Theater of the Mind
A looser style of combat is often referred to as "theater of the mind", because much of the structure of the combat is left in the minds of the players rather than expressed with a grid. You're probably familiar with this style of play already, even, because it's how most groups run non-combat scenes.
The essence of running a theater of the mind combat is simplifying the hard-and-fast numbers of a grid combat into softer descriptions that we can easily imagine:
- Adjacent – Generally characters engaged in melee combat are adjacent. If one of these characters tries to back off, that would open up an opportunity attack, and area attacks that affect one of the characters have a good chance of affecting the other.
Example: Two characters sitting next to each other at the bar in a tavern.
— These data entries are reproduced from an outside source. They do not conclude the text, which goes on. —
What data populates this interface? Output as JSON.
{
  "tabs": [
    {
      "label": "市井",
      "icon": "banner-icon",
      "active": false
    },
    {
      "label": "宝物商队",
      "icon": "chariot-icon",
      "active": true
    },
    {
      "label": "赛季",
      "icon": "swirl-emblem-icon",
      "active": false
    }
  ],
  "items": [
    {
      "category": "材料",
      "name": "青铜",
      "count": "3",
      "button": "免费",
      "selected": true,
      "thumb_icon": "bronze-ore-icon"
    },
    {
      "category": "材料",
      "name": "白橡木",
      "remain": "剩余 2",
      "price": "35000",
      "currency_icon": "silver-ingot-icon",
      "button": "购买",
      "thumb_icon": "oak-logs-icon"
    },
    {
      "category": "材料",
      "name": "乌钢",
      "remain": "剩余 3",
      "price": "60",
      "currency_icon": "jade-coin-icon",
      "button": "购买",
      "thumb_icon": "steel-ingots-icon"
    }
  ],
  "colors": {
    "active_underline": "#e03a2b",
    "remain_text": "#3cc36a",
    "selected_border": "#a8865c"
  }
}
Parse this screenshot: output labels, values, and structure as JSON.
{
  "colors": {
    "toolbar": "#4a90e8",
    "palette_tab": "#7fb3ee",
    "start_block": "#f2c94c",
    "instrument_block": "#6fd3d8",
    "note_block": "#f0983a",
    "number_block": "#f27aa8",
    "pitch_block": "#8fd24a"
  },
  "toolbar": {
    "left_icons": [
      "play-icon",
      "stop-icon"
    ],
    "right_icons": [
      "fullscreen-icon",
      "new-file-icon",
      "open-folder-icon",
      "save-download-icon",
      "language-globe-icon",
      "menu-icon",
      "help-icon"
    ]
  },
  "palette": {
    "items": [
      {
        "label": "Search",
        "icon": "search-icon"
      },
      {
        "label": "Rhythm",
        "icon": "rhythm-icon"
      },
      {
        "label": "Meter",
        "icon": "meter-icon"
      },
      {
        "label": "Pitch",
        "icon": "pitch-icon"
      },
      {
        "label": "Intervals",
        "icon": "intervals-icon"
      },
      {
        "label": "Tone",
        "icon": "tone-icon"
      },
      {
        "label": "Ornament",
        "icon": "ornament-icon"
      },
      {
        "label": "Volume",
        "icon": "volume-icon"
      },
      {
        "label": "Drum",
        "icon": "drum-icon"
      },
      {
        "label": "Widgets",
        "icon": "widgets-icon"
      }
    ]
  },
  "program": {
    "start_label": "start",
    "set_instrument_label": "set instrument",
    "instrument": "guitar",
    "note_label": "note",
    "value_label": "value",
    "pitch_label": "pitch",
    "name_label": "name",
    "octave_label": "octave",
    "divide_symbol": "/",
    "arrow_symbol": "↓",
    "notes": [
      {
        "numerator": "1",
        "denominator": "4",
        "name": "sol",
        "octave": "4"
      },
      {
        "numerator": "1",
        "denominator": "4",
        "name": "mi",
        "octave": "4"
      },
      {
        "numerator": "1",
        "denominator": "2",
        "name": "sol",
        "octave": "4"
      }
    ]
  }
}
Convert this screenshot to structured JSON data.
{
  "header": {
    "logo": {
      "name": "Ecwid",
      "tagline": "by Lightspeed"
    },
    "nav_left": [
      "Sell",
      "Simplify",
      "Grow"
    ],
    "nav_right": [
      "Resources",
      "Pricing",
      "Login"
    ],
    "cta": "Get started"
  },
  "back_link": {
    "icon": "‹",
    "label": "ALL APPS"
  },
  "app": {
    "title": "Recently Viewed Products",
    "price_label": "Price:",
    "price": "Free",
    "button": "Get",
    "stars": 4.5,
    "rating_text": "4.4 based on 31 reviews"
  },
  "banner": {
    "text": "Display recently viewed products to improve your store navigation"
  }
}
- Nearby – The characters aren't in melee, but are still pretty close to each other. Area attacks may be able to encompass both of them if targeted at a point between. If one of the characters decides to engage the other in melee, they will be able to approach and attack in the same turn.
Example: Two characters sitting different tables in a tavern.
- Away – The characters are in the same general area, but not at all close to each other. Area attacks almost certainly can't hit both of them (though beam attacks may), and closing to melee range will take multiple turns of movement.
Example: A character sitting at a table in a tavern and another character looking down from the upper level.
- Far – The characters are in completely different zones of the battle. Long range attacks may reach between them, but otherwise they are probably not going to fight each other at all anytime soon.
Example: A character in a tavern and another character on the roof of a building across the street.
Even though this style is referred to as "theater of the mind", groups often play with some shared reference of where characters are generally located. This can be a sheet of paper with numbers and/or letter on it marking positions, spare dice laid out in the center of the table, or even figurines.
The key difference is in not sweating the details of where characters are. Rather than measuring or counting out squares, simply look at the positions and make a quick judgment call: going from point A to B, about how far will I get? Then just move the character and get on with play, thinking about those four positional relationships from above. Allowing the game to progress faster by relying on these quick rulings rather than focusing on exact measurements is one of the reasons some groups prefer this combat style to the use of grids.